Credit: Phil Skinner

Volunteer Daniel Siler (right) helps clients select canned food at the Solidarity Sandy Springs Food Pantry. PHIL SKINNER FOR THE ATLANTA JOURNAL-CONSTITUTION.

Credit: Phil Skinner

Combined ShapeCaption
Volunteer Daniel Siler (right) helps clients select canned food at the Solidarity Sandy Springs Food Pantry. PHIL SKINNER FOR THE ATLANTA JOURNAL-CONSTITUTION.

Credit: Phil Skinner

Credit: Phil Skinner

MORE DETAILS

Solidarity Sandy Springs. Shopping hours: Tuesdays, Thursdays, Saturdays 9 a.m.-noon. Donation hours: Monday-Saturday, 9 a.m.-noon. Closed Sundays.
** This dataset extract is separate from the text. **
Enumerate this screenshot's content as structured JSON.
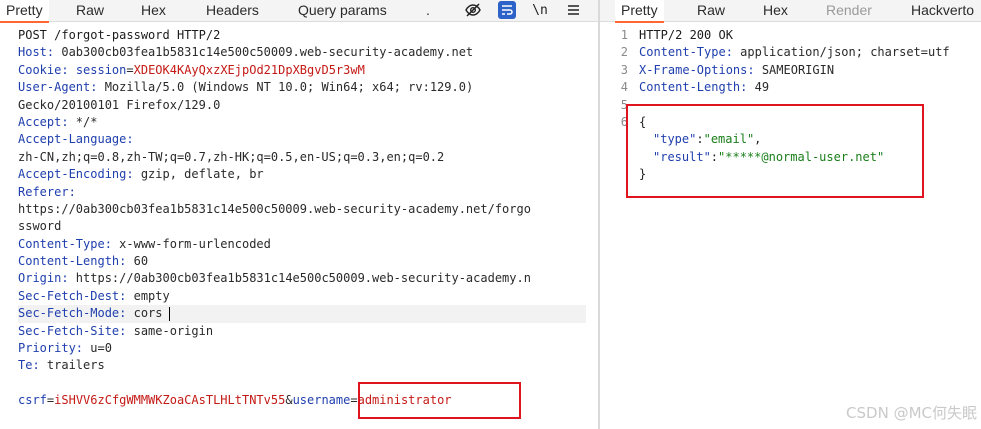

The Prado, 5600 Roswell Road, Suite F150, Sandy Springs. solidaritysandysprings.org/